US Law Enforcement Agencies Surveil Over 150M Financial Transactions of Americans Without a Warrant
Law enforcement agencies across the U.S. have direct access to over 150 million transactions through the use of an Arizona nonprofit.
Hundreds of federal, state and local U.S. law-enforcement agencies have access without court oversight to a database of more than 150 million money transfers between people in the U.S. and in more than 20 countries, according to internal program documents and an investigation by Sen. Ron Wyden.

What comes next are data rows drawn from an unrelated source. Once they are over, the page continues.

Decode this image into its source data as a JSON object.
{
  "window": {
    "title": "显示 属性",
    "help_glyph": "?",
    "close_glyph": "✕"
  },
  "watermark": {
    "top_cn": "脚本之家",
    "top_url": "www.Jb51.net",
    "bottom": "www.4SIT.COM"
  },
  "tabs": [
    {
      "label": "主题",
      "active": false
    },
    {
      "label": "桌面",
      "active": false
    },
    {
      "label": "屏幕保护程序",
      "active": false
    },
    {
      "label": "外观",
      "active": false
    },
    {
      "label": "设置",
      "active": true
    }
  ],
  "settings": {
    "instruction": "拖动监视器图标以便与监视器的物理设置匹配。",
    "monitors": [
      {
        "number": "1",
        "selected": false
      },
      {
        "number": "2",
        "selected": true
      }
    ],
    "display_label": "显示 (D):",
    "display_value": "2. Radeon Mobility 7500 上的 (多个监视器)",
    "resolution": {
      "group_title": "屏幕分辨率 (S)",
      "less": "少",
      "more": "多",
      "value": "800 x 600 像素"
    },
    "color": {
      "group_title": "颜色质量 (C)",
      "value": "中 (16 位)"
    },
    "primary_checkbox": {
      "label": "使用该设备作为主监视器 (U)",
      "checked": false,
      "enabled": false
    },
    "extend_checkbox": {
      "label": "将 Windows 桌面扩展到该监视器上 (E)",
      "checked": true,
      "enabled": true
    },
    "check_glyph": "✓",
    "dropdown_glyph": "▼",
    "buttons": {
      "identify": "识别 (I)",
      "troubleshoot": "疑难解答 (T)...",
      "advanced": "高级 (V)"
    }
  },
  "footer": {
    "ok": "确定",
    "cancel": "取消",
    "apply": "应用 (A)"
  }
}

The database, housed at a little-known nonprofit called the Transaction Record Analysis Center, or TRAC, was set up by the Arizona state attorney general’s office in 2014 as part of a settlement reached with Western Union to combat cross-border trafficking of drugs and people from Mexico. It has since expanded to allow officials of more than 600 law-enforcement entities—from federal agencies such as the Federal Bureau of Investigation, the Drug Enforcement Administration, and Immigration and Customs Enforcement to small-town police departments in nearly every state—to monitor the flow of funds through money services between the U.S. and countries around the world.